Promising Peanut Allergy Treatment Could Become Available in the Near Future
A new study has found that gradually exposing children to peanut protein could increase their tolerance—though the treatment does not offer a complete cure
Peanut allergies are believed to be on the rise in children, but there is currently no FDA-approved treatment for the potentially life-threatening condition. Now, ground-breaking research offers hope that a treatment—though not a cure—for peanut allergies is on the horizon.
As Roni Caryn Rabin reports for the New York Times, a study carried out by the biopharmaceutical company Aimmune Therapeutics exposed children to incrementally increasing amounts of peanut protein over the course of six months. By the end of the trial, two-thirds of children who were given the treatment, dubbed AR101, were able to tolerate 600 milligrams of peanut protein—the equivalent of two peanuts—without experiencing allergic symptoms.
Published in the New England Journal of Medicine, the study involved 551 participants, 496 of whom ranged in age from four to 17. Of these, 372 participants were given AR101, while another 124 children were given a placebo. A majority of the participants had a history of anaphylaxis, a severe and life-threatening allergic reaction.
At the start of the trial, the active-drug group was fed just three milligrams of AR101 for two weeks. Under medical supervision, the dose was gradually increased over the course of six months, exposing the children to higher and higher amounts of peanut protein until a dosage of 300 milligrams was reached. The children then underwent six months of maintenance therapy at 300 milligrams for another six months.
After a year of taking AR101, the children were tested to see how much peanut protein they could tolerate. Within the active-drug group, 67.2 percent of children were able to ingest 600 milligrams of peanut protein, compared to just four percent of the placebo group. Twenty-five percent of children who had received AR101 experienced moderate symptoms during a food challenge at the end of the treatment, versus 59 percent of participants who had been given a placebo. For five percent of the AR101 group and 11 percent of the placebo group, symptoms were severe.

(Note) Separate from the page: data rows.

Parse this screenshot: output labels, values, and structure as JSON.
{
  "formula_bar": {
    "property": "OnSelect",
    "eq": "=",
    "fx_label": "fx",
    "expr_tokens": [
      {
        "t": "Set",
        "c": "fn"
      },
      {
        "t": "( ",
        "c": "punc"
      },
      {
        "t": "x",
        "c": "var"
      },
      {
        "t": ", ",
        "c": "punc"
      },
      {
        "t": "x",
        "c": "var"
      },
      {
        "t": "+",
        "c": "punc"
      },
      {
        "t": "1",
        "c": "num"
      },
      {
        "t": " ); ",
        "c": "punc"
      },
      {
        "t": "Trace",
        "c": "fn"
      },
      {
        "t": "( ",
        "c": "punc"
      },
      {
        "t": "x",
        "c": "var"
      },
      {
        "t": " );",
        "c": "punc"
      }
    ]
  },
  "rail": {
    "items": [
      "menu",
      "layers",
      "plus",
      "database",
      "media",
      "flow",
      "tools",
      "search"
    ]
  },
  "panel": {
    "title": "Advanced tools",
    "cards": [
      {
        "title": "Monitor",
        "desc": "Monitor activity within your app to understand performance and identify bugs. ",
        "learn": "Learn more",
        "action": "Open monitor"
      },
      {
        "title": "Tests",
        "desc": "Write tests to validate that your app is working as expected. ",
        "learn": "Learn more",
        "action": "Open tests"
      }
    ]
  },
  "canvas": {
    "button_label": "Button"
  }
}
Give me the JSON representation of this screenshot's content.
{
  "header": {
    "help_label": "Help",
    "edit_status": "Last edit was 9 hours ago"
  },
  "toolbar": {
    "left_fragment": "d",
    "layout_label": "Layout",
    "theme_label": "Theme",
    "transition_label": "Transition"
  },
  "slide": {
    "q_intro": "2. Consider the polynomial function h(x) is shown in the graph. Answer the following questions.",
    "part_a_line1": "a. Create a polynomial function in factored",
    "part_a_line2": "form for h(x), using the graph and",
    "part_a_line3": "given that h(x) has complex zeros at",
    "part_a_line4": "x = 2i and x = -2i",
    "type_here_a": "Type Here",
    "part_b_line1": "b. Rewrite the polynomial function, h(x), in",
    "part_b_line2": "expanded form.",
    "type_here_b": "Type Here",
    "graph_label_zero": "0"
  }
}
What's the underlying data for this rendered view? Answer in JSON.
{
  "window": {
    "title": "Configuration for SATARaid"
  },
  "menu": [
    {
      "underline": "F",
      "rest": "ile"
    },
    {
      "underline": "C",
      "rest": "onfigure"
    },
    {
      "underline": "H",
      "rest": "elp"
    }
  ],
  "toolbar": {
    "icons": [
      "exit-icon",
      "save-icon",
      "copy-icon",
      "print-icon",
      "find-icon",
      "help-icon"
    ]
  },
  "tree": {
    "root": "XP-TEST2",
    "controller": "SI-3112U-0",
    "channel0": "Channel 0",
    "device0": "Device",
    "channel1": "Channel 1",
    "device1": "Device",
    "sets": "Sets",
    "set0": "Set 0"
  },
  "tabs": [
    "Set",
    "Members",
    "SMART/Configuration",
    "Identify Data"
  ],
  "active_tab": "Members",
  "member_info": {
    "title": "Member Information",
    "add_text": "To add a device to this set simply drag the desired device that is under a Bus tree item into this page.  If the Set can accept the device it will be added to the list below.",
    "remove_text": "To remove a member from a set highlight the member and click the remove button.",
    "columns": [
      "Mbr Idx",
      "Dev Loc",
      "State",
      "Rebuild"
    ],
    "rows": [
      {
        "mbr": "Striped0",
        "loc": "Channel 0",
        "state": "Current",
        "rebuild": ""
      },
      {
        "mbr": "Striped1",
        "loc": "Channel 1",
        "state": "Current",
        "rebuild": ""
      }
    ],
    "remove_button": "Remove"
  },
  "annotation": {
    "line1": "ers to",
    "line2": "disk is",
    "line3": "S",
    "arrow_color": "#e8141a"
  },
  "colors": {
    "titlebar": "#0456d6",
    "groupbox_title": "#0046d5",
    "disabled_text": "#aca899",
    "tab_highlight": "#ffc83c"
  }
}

But the fact that a majority of the AR101 group was able to tolerate the equivalent of two peanuts without symptoms is tremendously encouraging, experts say. Many children with peanut allergies and their families have to be constantly vigilant about peanut exposure. AR101 does not eliminate the allergy—children still won’t be able to eat their fill of Reese’s and Snickers—and patients may have to continue taking maintenance doses throughout their lives. But the treatment could offer the peace of mind that accidentally consuming a small amount of peanuts won’t trigger a reaction.
“It isn’t a cure like an antibiotic that makes a bug go away and it’s not there anymore,” Michael Perkin, a clinical epidemiologist and pediatric allergy consultant at the University of London who wrote a companion editorial to the study, tells Rabin. He adds, however, that “psychologically it makes a massive difference if you can keep your kid from living in fear. These kids can eat enough peanut that parents no longer will have to worry about their teenage daughter kissing someone who’s eaten peanut butter.”
Not all of the participants responded well to the trial. More than 11 percent of children dropped out of the study due to adverse symptoms, and nearly all of the children—even those in the AR101 group—had an adverse event during the trial period. The treatment process required a significant commitment; AR101 had to be administered every day, and after each dose, children were required to rest for two hours. They could not take a nap, however, for fear that they would experience a reaction while sleeping.
The participants were kept under close medical watch, and experts caution that parents should not try to increase their child’s peanut tolerance at home.
“The ability to flake off the right amount of peanut or buy a bag of peanut flour to do it is going to be fraught with potential hazards,” Perkin tells Sarah Boseley of the Guardian. “If a parent’s hand wavers they could end up with 10 or 20 or 50 times the dose and trigger a significant reaction.”
Aimmune Therapeutics plans to submit an application for marketing approval of AR101 to the FDA in December, reports CNN’s Susan Scutti. The agency has granted the treatment an expedited approval process, and AR101 could become available to patients by the summer of 2019.
“These treatments really have the potential to transform people's lives," Brian Vickery, the study’s lead author and director of the Children's Healthcare of Atlanta Food Allergy Program, tells Scutti. “I have seen it happen firsthand: the sense of relief [families] get when a child becomes desensitized.”